Working Out in the Morning Vs at Night
While there has not been any conclusive physical research on the benefits of working out in the morning, versus at night. There has been other indicators and psychological results that might tip the scale for some towards the one or the other. The bottom line is that exercise at any point of the day is better than no exercise at all. Thus if are unable to work out in the morning, it does not mean that you cannot work out at all, and visa versa.
It seems as though that those who exercise in the morning are more likely to stick with their routine. You have more energy first thing in the morning to get a great workout. Towards the end of the day your energy levels wane down and you are more likely to reduce the length of your workout, or cancel it all together.
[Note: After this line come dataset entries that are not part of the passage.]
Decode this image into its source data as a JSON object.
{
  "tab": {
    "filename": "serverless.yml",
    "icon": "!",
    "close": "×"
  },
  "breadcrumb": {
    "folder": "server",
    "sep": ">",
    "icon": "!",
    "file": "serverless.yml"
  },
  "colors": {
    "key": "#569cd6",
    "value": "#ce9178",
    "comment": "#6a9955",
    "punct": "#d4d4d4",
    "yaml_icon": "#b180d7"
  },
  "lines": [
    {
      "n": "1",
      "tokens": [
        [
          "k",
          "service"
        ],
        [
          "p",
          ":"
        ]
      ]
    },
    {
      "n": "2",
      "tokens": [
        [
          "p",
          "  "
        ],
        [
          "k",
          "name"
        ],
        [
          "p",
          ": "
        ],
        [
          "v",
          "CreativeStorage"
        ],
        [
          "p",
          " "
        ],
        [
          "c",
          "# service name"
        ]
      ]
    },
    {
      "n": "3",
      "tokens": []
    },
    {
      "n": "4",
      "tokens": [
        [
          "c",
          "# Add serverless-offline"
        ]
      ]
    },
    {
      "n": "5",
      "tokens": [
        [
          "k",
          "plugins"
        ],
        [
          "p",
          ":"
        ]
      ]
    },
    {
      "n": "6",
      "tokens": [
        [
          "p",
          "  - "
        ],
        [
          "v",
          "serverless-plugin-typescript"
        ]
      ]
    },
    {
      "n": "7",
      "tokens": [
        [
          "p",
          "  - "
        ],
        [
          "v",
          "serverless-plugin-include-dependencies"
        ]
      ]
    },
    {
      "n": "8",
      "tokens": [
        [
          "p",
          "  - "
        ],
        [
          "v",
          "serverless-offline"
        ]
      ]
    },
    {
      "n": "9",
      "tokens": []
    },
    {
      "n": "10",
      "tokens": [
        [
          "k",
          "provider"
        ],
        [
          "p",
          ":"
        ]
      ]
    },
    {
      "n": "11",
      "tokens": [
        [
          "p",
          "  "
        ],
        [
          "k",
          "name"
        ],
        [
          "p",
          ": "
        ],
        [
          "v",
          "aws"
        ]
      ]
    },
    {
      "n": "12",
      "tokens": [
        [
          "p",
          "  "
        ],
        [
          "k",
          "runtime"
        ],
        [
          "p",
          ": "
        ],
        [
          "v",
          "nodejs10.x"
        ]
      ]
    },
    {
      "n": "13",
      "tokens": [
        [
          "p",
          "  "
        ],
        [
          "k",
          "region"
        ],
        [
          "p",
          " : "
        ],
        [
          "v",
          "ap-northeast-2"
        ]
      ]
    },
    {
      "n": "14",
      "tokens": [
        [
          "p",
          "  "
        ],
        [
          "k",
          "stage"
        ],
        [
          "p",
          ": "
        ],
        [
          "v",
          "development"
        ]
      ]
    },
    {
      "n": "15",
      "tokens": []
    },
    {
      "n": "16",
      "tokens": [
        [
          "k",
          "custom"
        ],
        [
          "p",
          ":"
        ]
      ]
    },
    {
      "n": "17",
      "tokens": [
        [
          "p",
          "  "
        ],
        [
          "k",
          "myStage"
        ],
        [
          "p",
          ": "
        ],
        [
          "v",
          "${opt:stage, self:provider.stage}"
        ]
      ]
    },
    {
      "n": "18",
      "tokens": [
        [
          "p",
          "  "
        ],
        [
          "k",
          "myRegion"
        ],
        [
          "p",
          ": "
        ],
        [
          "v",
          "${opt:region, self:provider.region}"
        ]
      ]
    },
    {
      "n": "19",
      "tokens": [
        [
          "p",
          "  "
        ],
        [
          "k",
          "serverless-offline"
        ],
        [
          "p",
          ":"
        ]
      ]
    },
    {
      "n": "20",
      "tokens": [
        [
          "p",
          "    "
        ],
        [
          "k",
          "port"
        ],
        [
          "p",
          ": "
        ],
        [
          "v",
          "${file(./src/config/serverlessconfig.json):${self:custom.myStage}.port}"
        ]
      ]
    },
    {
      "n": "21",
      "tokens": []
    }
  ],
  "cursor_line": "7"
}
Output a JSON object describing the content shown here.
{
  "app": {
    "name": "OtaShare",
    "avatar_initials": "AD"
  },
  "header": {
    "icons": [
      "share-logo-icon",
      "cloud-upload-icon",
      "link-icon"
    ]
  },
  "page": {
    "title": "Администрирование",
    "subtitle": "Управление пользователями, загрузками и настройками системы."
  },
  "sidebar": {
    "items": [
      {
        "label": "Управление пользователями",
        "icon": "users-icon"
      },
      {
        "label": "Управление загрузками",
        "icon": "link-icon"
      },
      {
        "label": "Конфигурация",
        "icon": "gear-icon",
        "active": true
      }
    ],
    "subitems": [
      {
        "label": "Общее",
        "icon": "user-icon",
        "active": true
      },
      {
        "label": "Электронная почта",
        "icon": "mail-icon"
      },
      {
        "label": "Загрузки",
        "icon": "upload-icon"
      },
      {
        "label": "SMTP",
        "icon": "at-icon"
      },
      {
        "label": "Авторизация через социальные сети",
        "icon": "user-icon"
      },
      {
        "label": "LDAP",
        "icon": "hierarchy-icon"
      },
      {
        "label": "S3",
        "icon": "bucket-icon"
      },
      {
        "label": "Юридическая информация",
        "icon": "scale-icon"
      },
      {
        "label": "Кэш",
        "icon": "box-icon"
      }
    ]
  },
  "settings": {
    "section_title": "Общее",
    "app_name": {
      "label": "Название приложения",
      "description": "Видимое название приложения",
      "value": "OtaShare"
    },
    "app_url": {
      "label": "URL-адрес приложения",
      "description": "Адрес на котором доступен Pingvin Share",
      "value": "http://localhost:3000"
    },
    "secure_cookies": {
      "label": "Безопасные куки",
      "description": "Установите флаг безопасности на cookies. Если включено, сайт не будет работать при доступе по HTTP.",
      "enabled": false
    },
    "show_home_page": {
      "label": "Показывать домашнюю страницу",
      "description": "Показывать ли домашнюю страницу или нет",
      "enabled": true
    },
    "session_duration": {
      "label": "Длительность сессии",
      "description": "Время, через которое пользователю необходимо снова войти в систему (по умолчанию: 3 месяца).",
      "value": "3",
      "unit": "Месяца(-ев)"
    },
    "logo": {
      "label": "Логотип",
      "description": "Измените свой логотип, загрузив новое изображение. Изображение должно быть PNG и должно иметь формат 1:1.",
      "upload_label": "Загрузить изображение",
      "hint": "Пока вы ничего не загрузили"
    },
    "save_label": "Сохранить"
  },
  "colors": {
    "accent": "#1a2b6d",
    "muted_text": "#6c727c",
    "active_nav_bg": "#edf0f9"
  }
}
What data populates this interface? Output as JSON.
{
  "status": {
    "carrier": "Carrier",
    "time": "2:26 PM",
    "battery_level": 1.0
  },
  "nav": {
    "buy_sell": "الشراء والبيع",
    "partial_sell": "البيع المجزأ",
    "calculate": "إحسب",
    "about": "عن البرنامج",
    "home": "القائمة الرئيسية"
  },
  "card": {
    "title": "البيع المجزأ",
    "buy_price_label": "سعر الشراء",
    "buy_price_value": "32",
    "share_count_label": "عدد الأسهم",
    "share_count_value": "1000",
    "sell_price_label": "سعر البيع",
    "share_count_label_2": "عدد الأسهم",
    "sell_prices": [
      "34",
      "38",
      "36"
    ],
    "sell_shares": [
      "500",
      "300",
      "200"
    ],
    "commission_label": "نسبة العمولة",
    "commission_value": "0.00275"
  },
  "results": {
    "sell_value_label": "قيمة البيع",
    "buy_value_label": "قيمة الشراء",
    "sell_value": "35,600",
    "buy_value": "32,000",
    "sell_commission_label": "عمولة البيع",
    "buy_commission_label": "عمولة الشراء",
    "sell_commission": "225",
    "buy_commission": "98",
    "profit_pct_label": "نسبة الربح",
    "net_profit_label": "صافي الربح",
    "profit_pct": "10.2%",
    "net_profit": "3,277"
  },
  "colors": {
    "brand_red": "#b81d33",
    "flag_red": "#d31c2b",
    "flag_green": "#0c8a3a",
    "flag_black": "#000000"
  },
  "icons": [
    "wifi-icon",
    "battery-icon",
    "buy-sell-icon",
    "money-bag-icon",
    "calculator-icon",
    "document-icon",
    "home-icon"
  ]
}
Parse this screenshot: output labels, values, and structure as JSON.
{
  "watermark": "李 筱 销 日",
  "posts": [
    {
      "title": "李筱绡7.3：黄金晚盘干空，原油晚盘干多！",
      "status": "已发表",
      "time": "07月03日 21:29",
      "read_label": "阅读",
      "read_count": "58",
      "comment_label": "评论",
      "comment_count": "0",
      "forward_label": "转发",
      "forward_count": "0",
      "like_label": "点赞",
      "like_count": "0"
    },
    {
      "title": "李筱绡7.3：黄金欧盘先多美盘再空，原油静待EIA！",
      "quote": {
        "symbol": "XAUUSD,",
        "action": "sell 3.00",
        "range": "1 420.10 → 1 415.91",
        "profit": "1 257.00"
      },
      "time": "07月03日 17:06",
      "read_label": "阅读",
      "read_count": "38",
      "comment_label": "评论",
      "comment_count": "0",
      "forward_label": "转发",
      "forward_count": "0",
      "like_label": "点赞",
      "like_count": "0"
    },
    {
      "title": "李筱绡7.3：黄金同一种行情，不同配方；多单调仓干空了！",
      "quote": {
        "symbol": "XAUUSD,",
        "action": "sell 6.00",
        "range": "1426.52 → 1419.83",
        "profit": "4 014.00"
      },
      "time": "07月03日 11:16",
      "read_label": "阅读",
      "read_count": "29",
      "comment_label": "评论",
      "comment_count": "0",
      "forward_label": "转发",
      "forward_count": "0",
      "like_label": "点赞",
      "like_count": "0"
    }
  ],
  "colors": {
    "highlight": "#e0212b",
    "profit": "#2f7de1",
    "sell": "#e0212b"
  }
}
There is also nothing in your way in the morning to prevent the workout from taking place. By scheduling a work out in the evening, you are opening the gates of possibility for things coming up that prevent you from working out. Having said that, there also studies that show that your hormone and energy levels are at their highest in the early evening and might contribute to a great workout.
Those who exercise in the morning are also kick starting their metabolism early in the morning and ensure a healthy metabolism all day long. Studies have shown that eating breakfast sets the metabolism pace and tone for the rest of the day to help you achieve and maintain a healthy body. It also true that if you got up early enough to sweat away for an hour in the morning, you are less likely to want to make unhealthy food choices as it would negate all the hard work you have put in. What’s the point of getting up early to work out if you’re then going shove sodium and fatty rich food in your stomach? By exercising in the evening, you are also aware of the calorie count and the food intake for the day, and if you had been tempted a little, you can always adjust your work out.
It has also been argued that morning exercisers sleep better. By getting up earlier, you are encouraging yourself to go to bed earlier to get most hours of sleep possible. Hopefully by getting to bed earlier you will find you natural sleep cycle for optimal rest. Working out in the evening also creates an adrenaline rush that can keep you awake for longer and prevent you from going to sleep at a good hour, making you wake up tired and not rested. The same adrenaline rush after a morning work out can help boost your energy levels for the day and be able to power through it. On the other hand, for some people, the adrenaline does not last for very long post work out, and they can go to bed relaxed and tuckered out, ready for a good night’s rest.
In conclusion, do whatever works best for you, your schedule, and your body. You know your body best and know when you are at the peak of your performance. Changing to a morning routine if you are a late night person is never easy, but it is at least worth a try. The human body is impressive as it does not need a lot of time to adjust to a new routine and before you know it, you’ll be waking up five minutes before your alarm goes off, ready to get your heart racing. If you are still not a morning person, it is still better to exercise whenever you can, rather than not exercise at all.